- Step 2: Be open about privacy issues.
Understandably, employees are often concerned that using a workplace clinic will mean their employer will have access to their medical information. Employers can increase the chances that their clinics will be successful by openly addressing this issue, assuring employees that their health information will only be handled by the care providers, who have a legal and ethical obligation to maintain confidentiality.
- Step 3: Communicate and build awareness.
Employees will be more unlikely to use a workplace clinic if they don’t know about it, or if they don’t know what benefits it has to offer them. Employers with successful onsite clinics typically use ongoing communication and awareness-building campaigns to continually remind employees about the clinic’s availability and benefits, as well as to encourage use of the facility among employees who may take longer to buy into the idea.
- Step 4: Demonstrate a commitment to wellness from the top down.

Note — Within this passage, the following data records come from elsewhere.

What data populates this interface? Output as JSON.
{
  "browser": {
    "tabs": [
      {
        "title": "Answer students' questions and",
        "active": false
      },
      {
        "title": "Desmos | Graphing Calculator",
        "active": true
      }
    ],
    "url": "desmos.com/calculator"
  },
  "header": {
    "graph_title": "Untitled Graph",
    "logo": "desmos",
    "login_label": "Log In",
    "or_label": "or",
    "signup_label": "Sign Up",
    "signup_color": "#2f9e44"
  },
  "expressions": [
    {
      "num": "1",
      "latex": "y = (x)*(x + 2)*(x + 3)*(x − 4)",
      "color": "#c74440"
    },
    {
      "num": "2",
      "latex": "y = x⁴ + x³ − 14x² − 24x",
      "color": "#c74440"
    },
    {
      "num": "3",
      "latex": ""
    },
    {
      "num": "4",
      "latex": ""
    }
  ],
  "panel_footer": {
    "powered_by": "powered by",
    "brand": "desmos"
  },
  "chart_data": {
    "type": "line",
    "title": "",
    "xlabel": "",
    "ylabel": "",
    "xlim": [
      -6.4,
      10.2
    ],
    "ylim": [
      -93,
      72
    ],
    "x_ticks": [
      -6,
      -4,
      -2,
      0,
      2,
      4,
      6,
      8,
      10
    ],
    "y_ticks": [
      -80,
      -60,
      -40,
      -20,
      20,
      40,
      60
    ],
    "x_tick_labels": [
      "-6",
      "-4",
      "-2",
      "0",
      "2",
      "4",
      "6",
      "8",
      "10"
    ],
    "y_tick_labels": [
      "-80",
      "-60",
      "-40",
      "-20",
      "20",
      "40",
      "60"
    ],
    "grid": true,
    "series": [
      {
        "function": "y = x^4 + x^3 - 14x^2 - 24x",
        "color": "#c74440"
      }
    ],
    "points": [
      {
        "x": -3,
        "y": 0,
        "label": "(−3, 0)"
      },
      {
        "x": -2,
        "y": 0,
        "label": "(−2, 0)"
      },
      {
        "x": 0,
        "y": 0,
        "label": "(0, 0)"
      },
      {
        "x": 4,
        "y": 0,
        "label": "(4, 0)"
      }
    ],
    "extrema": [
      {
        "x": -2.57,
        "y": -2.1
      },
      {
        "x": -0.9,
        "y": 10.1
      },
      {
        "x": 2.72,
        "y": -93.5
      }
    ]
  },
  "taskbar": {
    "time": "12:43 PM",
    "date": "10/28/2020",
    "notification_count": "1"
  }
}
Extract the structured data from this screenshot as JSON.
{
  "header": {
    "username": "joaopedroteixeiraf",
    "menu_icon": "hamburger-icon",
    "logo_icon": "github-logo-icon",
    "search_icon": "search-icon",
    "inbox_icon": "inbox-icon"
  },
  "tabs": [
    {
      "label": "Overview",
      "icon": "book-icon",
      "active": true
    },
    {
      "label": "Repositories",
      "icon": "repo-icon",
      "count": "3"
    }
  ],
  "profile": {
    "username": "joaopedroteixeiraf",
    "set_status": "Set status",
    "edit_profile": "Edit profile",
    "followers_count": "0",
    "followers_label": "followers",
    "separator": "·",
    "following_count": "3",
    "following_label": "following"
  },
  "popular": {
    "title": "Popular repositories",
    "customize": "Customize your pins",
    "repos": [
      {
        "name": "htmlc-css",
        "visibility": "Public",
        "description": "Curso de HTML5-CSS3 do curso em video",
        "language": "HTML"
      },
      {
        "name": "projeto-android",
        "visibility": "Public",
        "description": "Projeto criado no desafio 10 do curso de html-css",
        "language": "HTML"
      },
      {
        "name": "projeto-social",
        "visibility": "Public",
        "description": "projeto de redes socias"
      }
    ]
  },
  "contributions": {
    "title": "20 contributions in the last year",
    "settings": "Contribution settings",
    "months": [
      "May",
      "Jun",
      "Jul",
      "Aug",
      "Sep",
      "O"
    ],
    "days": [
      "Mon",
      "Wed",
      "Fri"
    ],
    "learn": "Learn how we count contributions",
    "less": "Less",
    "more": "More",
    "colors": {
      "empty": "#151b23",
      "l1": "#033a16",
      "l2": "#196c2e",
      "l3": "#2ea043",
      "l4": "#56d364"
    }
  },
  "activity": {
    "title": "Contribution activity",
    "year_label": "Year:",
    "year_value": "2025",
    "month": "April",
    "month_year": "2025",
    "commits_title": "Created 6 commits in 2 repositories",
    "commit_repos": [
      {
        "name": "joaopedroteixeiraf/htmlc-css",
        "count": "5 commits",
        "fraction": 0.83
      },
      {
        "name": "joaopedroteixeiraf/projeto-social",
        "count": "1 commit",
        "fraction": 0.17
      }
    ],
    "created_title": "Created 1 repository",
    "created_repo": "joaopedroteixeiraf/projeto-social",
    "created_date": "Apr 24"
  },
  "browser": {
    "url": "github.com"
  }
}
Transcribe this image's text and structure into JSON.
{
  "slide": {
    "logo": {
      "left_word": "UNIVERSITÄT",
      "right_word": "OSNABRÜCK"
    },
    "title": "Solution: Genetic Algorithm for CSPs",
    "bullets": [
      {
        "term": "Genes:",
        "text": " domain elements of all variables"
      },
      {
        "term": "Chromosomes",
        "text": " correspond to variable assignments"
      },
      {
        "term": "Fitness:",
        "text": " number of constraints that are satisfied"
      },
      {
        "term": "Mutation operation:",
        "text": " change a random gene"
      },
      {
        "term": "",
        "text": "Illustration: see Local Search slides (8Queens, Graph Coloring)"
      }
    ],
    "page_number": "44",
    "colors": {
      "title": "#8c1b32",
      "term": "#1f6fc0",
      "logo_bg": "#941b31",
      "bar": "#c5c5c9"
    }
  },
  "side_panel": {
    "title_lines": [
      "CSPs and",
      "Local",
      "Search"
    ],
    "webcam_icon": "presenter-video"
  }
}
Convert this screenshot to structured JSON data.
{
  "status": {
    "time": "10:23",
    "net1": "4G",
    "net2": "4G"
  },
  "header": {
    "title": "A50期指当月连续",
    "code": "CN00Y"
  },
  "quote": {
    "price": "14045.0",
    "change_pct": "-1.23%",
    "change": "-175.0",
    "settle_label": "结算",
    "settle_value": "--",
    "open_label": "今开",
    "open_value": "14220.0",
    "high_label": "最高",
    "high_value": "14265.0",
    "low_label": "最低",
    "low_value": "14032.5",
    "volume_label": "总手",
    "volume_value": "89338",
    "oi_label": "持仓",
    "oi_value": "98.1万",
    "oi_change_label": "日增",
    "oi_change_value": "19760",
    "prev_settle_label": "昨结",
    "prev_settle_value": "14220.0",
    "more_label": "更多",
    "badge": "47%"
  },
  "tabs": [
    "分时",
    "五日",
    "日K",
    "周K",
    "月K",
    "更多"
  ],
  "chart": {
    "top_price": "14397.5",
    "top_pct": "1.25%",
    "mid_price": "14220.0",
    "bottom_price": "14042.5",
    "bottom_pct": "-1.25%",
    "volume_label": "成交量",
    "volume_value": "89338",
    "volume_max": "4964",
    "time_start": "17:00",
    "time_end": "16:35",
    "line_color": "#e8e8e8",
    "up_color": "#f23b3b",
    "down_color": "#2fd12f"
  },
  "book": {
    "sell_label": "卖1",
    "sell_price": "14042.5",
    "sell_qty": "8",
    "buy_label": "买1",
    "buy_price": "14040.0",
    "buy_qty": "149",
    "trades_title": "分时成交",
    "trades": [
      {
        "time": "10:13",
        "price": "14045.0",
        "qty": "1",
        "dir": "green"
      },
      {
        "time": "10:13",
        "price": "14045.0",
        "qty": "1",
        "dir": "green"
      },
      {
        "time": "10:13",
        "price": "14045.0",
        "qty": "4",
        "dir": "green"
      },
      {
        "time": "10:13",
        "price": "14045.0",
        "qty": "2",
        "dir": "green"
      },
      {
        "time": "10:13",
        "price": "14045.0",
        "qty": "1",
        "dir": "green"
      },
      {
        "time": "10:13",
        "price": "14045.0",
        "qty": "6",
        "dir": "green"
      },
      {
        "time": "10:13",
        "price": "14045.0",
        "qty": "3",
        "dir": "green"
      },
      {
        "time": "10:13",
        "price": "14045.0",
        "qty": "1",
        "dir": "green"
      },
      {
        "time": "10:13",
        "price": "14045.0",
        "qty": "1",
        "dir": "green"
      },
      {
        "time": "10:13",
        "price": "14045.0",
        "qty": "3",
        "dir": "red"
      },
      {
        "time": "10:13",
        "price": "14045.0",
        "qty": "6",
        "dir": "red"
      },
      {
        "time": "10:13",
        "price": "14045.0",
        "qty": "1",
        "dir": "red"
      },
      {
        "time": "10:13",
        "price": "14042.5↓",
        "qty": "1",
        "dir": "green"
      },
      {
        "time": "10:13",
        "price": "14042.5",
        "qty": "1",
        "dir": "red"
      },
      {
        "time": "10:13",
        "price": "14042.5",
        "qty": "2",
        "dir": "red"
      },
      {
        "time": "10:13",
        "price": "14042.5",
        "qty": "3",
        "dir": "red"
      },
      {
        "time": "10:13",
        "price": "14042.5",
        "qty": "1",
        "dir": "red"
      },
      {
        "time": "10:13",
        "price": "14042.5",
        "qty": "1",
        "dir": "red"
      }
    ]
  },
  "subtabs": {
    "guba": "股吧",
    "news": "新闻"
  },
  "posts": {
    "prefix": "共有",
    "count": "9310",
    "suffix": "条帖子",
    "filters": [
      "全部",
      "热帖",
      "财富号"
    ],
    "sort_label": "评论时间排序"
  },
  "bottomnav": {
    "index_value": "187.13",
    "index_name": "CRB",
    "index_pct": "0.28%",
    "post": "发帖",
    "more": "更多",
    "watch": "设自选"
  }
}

It’s important for employees to understand that the rationale behind launching a workplace clinic is to promote better health and well-being for everyone. This message works most effectively when it comes from the top of the organization. Communication from managers and executives about the clinic demonstrates that it isn’t just about adding one more service, but a testament to the fact that the company is serious about wellness. In addition, senior members of the company should set an example by using the clinic and participating in wellness initiatives themselves.